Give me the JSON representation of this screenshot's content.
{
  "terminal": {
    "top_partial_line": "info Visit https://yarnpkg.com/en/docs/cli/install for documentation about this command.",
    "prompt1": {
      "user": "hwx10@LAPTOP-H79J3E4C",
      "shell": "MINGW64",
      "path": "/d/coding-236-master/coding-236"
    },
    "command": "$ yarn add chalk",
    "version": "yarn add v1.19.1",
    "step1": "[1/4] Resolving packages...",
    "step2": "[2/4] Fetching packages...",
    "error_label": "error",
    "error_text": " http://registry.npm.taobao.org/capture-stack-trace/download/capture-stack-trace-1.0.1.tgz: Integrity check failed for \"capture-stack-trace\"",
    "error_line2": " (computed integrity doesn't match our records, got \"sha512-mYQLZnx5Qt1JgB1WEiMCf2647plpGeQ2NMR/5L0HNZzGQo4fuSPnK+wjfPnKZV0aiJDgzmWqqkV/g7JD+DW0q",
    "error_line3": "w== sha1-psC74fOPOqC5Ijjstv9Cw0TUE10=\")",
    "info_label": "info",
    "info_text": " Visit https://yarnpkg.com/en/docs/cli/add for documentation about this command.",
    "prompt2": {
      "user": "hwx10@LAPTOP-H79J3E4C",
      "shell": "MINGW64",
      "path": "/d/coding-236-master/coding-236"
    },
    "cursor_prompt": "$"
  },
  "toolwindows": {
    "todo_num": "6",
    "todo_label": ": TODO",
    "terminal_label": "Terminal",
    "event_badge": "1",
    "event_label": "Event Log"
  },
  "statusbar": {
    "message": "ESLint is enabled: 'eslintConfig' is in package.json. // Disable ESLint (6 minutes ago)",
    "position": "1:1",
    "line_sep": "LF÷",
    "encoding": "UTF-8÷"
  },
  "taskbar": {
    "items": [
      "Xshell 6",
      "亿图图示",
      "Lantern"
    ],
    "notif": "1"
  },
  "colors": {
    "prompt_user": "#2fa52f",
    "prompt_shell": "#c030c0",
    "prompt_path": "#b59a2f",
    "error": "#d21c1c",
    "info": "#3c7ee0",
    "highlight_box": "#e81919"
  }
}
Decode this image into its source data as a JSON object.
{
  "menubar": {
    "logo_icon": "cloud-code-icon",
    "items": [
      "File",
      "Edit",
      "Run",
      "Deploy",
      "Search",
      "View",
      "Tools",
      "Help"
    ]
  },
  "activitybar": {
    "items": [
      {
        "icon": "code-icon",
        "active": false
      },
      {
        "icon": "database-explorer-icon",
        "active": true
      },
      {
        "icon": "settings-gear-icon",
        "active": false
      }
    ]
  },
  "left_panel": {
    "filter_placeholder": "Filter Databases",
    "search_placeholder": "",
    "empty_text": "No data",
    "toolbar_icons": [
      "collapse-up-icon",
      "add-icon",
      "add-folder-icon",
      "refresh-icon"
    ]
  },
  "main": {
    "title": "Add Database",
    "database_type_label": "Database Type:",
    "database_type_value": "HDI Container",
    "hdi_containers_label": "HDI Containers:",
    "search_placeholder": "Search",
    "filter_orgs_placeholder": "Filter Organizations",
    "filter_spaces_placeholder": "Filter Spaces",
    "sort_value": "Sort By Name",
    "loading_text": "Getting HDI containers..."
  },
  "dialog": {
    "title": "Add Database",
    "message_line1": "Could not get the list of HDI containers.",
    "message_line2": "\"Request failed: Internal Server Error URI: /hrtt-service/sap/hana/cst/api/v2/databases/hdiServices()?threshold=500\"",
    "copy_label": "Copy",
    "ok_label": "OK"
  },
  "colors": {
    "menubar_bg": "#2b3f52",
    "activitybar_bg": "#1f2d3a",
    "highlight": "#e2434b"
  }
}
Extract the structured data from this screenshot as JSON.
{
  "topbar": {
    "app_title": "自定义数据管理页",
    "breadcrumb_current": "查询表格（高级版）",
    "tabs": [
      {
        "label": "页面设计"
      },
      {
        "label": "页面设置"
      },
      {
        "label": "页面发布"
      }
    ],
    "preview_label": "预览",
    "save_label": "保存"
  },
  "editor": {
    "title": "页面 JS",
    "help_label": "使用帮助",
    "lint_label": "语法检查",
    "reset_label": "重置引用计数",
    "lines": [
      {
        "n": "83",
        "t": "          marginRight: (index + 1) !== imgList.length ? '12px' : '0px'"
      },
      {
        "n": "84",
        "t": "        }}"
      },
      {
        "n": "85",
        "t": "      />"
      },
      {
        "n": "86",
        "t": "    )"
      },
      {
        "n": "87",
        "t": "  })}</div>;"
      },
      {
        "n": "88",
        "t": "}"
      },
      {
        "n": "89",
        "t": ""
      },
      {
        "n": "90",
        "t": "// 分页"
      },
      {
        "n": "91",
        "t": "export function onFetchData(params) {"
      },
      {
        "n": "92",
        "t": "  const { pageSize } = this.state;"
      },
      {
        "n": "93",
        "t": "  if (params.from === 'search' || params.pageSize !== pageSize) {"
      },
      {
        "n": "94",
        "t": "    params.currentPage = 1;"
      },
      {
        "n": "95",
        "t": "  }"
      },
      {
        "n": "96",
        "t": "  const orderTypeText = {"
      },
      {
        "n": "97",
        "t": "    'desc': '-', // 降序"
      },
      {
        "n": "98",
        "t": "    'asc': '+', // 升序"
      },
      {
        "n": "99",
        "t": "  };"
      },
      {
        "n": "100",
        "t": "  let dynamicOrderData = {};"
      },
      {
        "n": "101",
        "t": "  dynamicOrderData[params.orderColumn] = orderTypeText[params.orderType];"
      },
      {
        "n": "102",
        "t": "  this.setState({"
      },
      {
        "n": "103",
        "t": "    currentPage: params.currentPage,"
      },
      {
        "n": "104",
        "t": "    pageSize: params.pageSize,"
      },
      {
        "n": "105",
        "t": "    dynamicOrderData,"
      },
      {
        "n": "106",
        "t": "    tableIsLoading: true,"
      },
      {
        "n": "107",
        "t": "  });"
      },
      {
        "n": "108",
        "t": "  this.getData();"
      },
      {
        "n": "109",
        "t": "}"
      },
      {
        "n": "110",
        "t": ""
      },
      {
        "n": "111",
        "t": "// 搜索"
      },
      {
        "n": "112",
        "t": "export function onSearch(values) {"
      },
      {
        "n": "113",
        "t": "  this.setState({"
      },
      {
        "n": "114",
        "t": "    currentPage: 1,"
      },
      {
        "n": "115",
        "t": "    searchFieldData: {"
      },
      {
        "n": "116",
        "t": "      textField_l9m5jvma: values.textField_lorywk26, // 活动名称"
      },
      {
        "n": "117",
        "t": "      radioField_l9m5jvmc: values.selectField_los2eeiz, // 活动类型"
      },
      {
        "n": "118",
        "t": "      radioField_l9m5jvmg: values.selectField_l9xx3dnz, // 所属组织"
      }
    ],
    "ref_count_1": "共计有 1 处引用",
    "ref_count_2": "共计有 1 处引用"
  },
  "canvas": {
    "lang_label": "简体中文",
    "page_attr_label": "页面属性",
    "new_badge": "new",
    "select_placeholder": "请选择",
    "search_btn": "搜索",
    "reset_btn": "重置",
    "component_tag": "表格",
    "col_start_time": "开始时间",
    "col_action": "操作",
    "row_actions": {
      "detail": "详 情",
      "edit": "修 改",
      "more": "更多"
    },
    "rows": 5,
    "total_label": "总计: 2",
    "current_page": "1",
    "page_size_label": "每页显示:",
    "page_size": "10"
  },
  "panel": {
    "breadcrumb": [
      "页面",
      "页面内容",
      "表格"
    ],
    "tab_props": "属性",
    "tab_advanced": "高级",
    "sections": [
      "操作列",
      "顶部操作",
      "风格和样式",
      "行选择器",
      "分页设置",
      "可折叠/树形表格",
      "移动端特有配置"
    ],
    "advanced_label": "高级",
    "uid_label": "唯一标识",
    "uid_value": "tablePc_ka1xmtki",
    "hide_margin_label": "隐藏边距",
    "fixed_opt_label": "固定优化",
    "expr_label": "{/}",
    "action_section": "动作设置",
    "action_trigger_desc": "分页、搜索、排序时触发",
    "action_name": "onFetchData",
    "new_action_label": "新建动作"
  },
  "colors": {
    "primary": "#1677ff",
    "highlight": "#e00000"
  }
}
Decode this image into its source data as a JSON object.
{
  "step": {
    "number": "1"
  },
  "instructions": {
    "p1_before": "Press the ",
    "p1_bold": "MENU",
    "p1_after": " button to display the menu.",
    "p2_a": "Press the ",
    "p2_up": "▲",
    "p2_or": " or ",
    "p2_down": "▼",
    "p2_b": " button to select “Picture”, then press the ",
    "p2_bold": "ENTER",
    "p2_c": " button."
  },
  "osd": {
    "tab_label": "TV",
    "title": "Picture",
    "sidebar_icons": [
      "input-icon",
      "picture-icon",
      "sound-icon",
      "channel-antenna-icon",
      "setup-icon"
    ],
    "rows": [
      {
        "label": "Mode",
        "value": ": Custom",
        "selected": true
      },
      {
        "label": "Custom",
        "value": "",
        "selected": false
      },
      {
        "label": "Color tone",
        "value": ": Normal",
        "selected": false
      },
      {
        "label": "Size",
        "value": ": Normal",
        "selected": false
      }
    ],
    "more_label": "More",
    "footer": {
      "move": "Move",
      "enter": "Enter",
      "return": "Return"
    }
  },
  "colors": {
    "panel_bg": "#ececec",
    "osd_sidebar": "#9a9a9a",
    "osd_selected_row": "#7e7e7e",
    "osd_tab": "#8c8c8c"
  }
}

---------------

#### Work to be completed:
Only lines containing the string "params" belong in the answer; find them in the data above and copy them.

#### Expected answer:
        "t": "export function onFetchData(params) {"
        "t": "  if (params.from === 'search' || params.pageSize !== pageSize) {"
        "t": "    params.currentPage = 1;"
        "t": "  dynamicOrderData[params.orderColumn] = orderTypeText[params.orderType];"
        "t": "    currentPage: params.currentPage,"
        "t": "    pageSize: params.pageSize,"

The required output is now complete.